__Exercise details__
Your answer should consist of each line from the data below that contains "amount".

__Data provided__

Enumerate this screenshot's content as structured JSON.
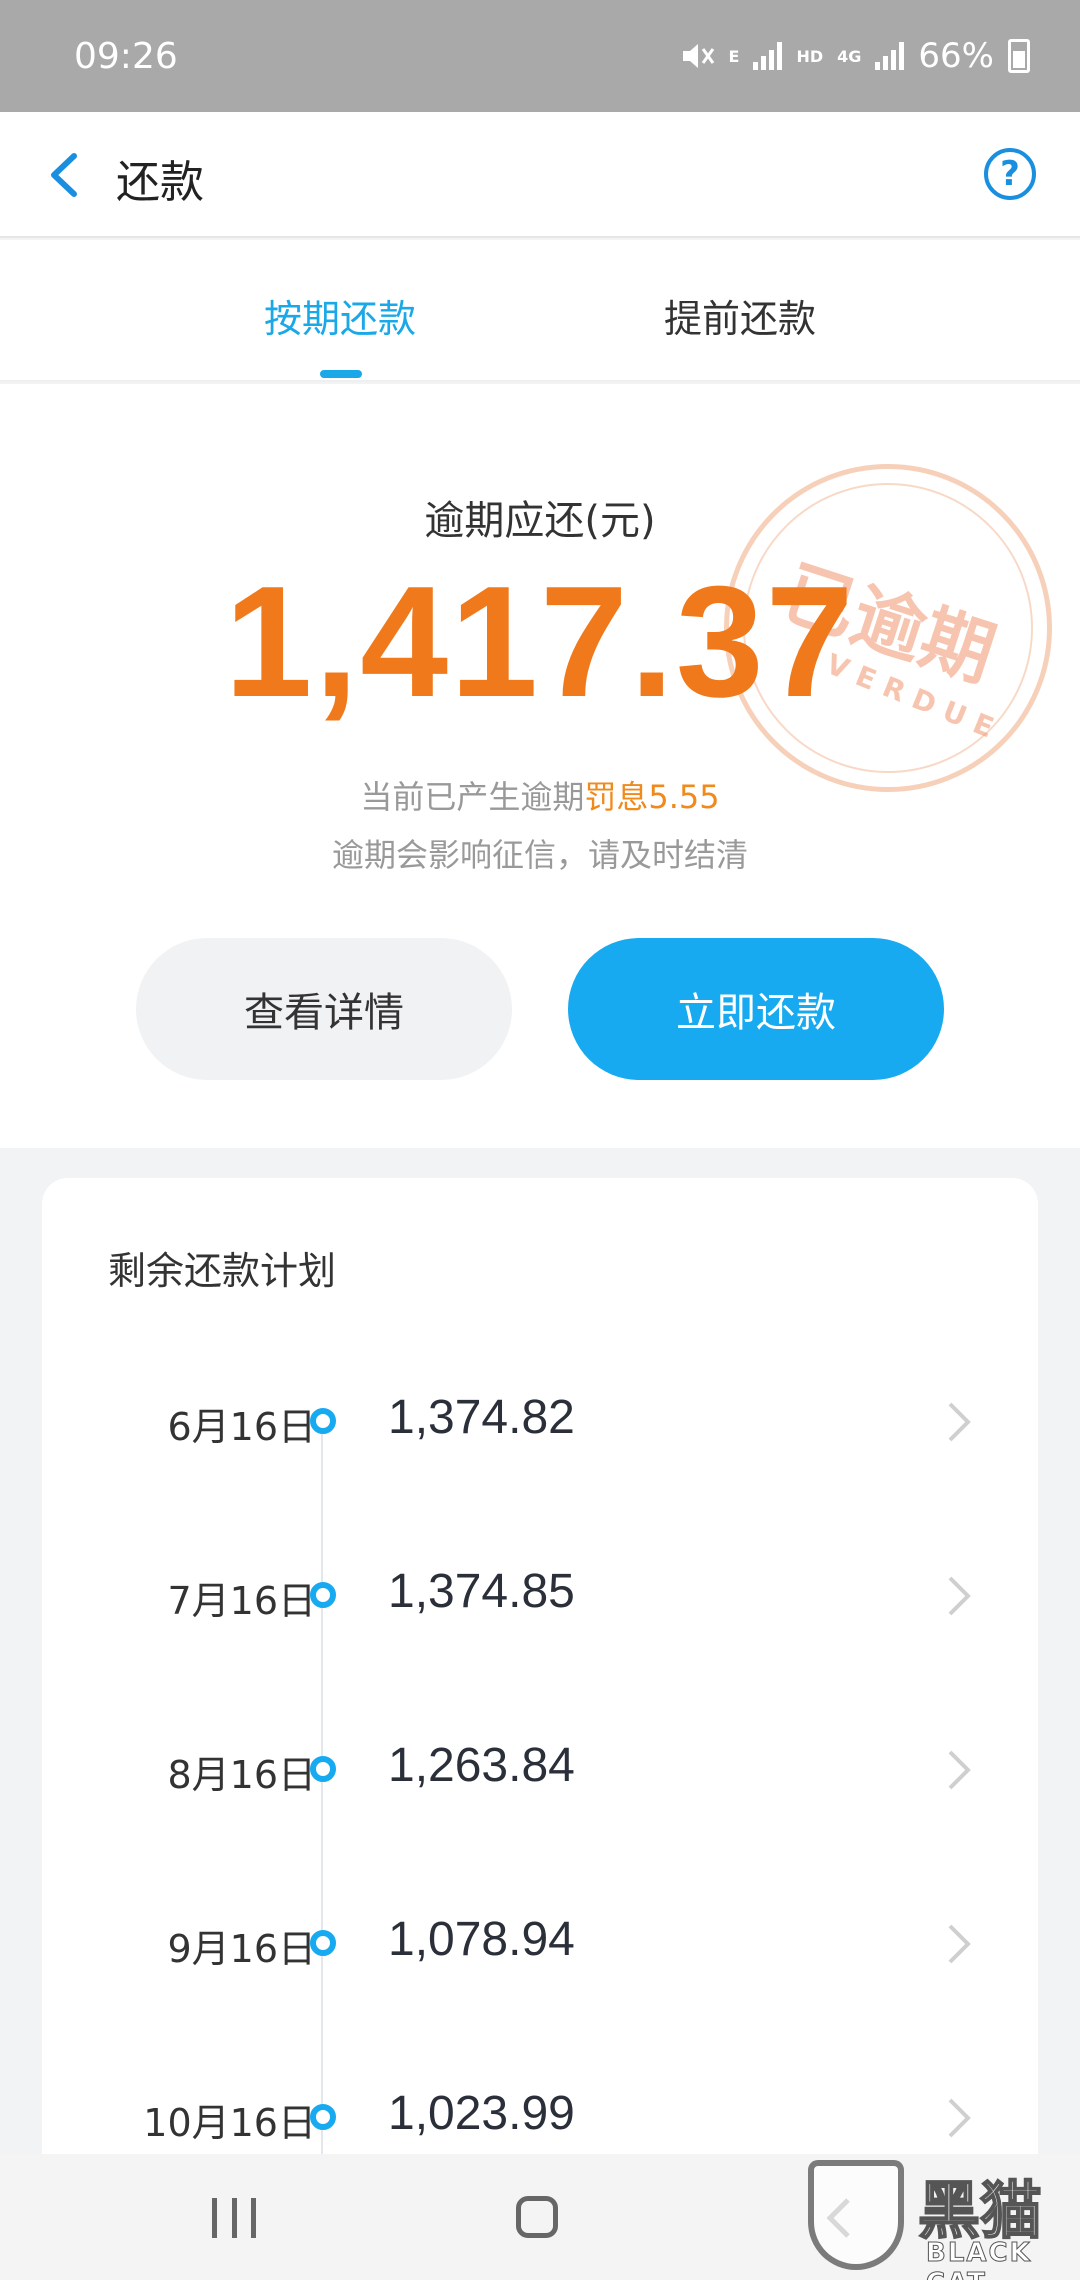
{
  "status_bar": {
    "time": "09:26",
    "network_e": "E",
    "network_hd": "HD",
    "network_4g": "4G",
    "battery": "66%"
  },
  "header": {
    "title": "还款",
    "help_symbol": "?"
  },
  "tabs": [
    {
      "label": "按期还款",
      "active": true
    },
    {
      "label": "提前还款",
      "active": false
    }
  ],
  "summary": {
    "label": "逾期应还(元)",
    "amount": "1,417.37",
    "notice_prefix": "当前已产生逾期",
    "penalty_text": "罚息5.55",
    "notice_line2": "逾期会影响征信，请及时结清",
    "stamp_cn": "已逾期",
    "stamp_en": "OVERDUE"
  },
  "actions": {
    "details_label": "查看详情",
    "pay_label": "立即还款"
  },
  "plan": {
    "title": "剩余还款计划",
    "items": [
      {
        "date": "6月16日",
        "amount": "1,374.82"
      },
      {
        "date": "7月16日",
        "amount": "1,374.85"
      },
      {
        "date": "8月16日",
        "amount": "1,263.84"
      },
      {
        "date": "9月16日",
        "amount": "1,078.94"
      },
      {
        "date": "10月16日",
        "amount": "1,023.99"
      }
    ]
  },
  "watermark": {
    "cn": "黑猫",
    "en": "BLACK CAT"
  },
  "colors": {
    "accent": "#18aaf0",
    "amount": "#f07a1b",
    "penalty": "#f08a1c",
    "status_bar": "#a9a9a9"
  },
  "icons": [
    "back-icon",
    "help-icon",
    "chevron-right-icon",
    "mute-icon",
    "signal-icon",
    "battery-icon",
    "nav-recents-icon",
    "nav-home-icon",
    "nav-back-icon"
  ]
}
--
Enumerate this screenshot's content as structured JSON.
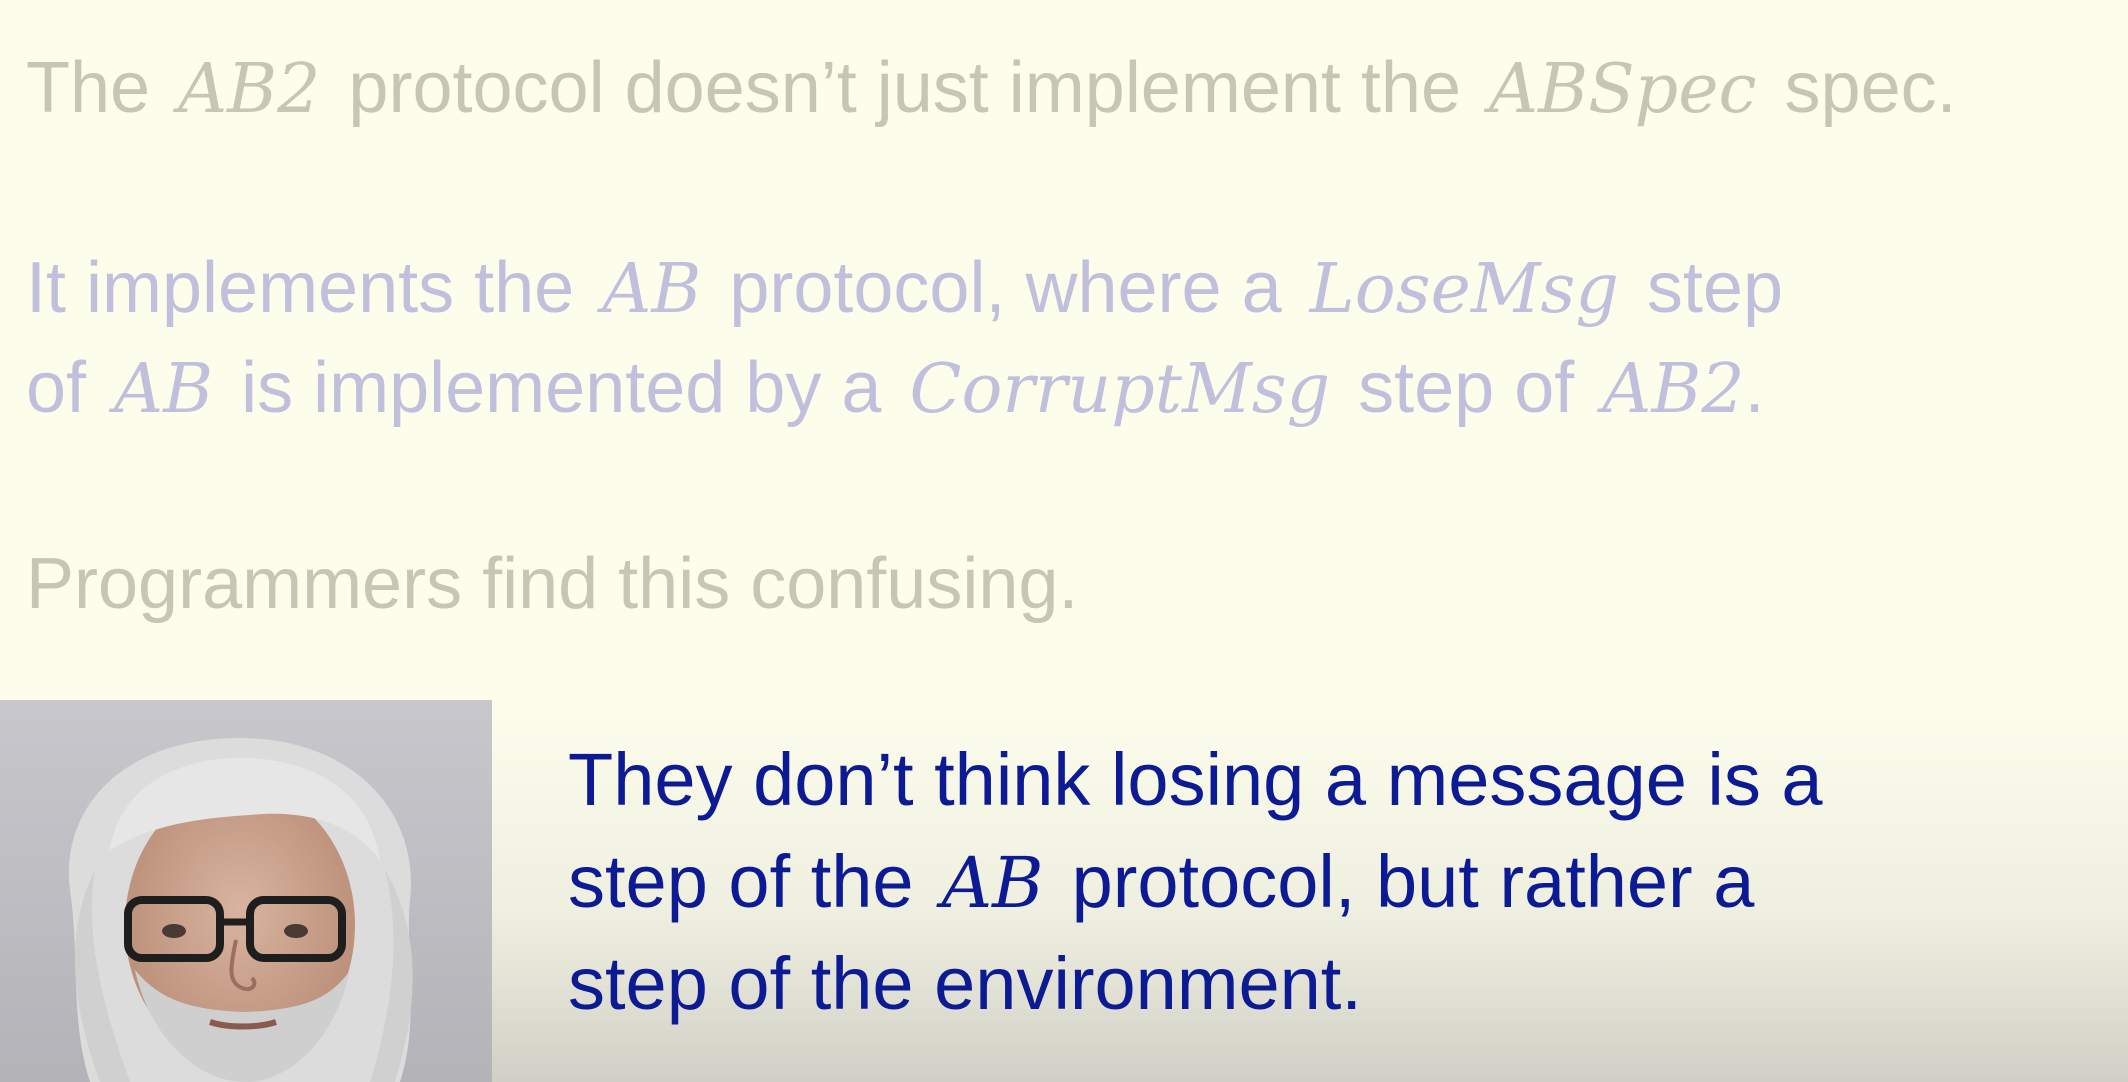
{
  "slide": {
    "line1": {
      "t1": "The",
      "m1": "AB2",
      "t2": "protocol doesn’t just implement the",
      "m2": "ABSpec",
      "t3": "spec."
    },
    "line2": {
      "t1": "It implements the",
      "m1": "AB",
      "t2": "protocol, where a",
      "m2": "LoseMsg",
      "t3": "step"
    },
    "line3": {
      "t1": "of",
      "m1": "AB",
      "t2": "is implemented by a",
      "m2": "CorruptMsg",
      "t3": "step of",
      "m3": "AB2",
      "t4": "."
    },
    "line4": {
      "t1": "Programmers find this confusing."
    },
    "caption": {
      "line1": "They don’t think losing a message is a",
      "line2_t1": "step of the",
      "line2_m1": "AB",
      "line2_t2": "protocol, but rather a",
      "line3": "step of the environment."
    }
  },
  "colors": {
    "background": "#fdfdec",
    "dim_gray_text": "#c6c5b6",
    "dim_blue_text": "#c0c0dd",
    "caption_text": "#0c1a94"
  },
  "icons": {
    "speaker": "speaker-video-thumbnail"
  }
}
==
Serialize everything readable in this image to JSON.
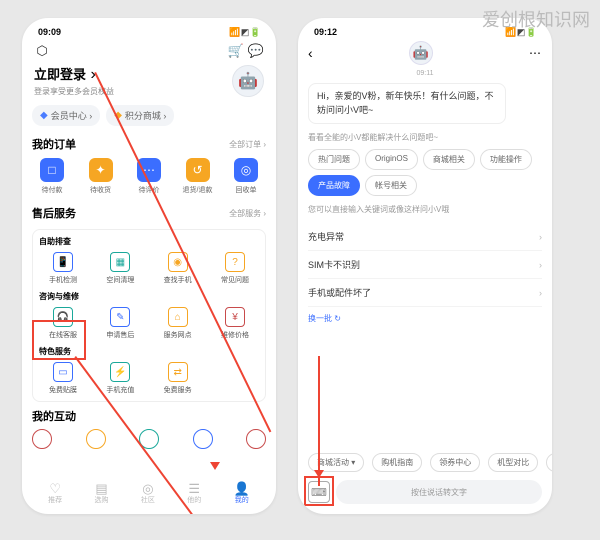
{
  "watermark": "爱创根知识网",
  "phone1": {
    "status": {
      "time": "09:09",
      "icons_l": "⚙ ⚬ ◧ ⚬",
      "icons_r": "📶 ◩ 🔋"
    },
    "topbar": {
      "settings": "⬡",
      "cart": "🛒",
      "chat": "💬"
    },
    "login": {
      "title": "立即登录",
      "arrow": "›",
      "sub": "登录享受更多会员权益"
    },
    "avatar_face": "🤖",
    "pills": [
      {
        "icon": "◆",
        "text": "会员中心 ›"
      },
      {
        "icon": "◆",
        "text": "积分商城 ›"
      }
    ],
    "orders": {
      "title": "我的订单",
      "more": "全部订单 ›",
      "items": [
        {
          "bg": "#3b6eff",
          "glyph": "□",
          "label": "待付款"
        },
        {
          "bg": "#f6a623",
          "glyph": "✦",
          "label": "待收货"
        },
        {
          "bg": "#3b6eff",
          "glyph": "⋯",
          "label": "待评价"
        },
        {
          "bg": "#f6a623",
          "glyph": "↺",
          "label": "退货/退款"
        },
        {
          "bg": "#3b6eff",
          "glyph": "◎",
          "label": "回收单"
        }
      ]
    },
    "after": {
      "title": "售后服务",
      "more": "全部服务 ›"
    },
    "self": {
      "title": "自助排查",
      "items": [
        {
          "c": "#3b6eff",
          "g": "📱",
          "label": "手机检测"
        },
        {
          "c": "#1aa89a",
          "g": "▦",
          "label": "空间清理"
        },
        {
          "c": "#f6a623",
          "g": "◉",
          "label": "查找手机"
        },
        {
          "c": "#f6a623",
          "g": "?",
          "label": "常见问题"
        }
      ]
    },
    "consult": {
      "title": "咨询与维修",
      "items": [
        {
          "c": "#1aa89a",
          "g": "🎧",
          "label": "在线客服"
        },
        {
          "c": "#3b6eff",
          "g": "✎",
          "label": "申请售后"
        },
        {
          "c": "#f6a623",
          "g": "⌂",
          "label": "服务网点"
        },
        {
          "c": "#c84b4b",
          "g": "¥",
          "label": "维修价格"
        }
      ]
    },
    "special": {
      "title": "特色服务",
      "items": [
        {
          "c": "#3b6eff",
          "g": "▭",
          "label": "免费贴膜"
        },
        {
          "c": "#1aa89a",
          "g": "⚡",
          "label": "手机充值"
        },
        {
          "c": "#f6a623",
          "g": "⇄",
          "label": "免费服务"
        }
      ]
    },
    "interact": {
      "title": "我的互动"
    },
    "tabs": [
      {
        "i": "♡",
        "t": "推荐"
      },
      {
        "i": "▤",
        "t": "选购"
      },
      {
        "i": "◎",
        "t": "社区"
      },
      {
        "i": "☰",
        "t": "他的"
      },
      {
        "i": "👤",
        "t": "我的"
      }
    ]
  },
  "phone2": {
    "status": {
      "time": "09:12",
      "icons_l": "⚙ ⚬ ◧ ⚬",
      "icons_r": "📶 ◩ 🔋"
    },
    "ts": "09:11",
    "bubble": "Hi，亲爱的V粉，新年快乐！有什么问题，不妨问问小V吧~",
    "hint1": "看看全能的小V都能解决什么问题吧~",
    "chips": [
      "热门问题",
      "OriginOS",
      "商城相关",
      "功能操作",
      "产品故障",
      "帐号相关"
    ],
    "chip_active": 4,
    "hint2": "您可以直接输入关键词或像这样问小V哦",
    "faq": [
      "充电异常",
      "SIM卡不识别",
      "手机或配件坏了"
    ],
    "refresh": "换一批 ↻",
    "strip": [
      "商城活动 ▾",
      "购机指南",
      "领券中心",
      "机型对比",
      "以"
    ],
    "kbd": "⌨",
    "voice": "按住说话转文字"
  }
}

__Expected answer__
    "amount": "1,417.37",
        "amount": "1,374.82"
        "amount": "1,374.85"
        "amount": "1,263.84"
        "amount": "1,078.94"
        "amount": "1,023.99"
    "amount": "#f07a1b",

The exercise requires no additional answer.